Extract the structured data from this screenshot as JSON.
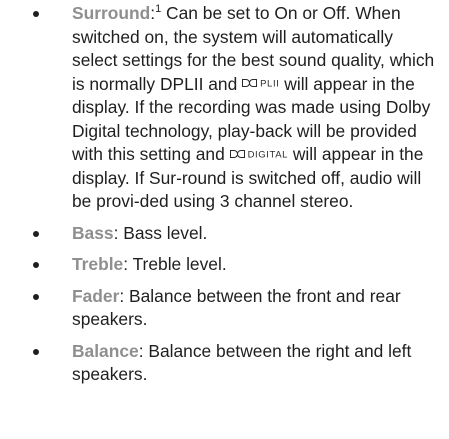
{
  "items": [
    {
      "term": "Surround",
      "colon": ":",
      "footnote": "1",
      "text_1": " Can be set to On or Off. When switched on, the system will automatically select settings for the best sound quality, which is normally DPLII and ",
      "logo_pl": "PLII",
      "text_2": " will appear in the display. If the recording was made using Dolby Digital technology, play-back will be provided with this setting and ",
      "logo_digital": "DIGITAL",
      "text_3": " will appear in the display. If Sur-round is switched off, audio will be provi-ded using 3 channel stereo."
    },
    {
      "term": "Bass",
      "text": ": Bass level."
    },
    {
      "term": "Treble",
      "text": ": Treble level."
    },
    {
      "term": "Fader",
      "text": ": Balance between the front and rear speakers."
    },
    {
      "term": "Balance",
      "text": ": Balance between the right and left speakers."
    }
  ],
  "colors": {
    "term": "#8f8f8f",
    "text": "#1f1f1f"
  },
  "icons": {
    "logo": "dolby-double-d-icon",
    "bullet": "bullet-dot"
  }
}
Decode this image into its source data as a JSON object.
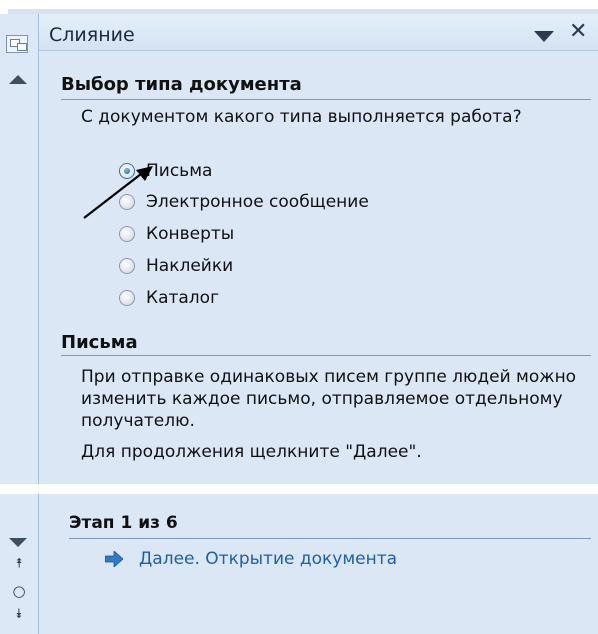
{
  "task_pane": {
    "title": "Слияние",
    "section1": {
      "heading": "Выбор типа документа",
      "question": "С документом какого типа выполняется работа?",
      "options": [
        {
          "label": "Письма",
          "checked": true
        },
        {
          "label": "Электронное сообщение",
          "checked": false
        },
        {
          "label": "Конверты",
          "checked": false
        },
        {
          "label": "Наклейки",
          "checked": false
        },
        {
          "label": "Каталог",
          "checked": false
        }
      ]
    },
    "section2": {
      "heading": "Письма",
      "description": "При отправке одинаковых писем группе людей можно изменить каждое письмо, отправляемое отдельному получателю.",
      "hint": "Для продолжения щелкните \"Далее\"."
    }
  },
  "wizard_footer": {
    "step_label": "Этап 1 из 6",
    "next_link": "Далее. Открытие документа"
  },
  "icons": {
    "pane_menu": "chevron-down-icon",
    "close": "close-icon",
    "next": "arrow-right-icon"
  },
  "colors": {
    "pane_background": "#dbe7f5",
    "link": "#1d5fa8",
    "accent_radio": "#1e5f93"
  }
}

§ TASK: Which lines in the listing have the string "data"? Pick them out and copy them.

§ SOLUTION:
Extract the structured data from this screenshot as JSON.
Decode this image into its source data as a JSON object.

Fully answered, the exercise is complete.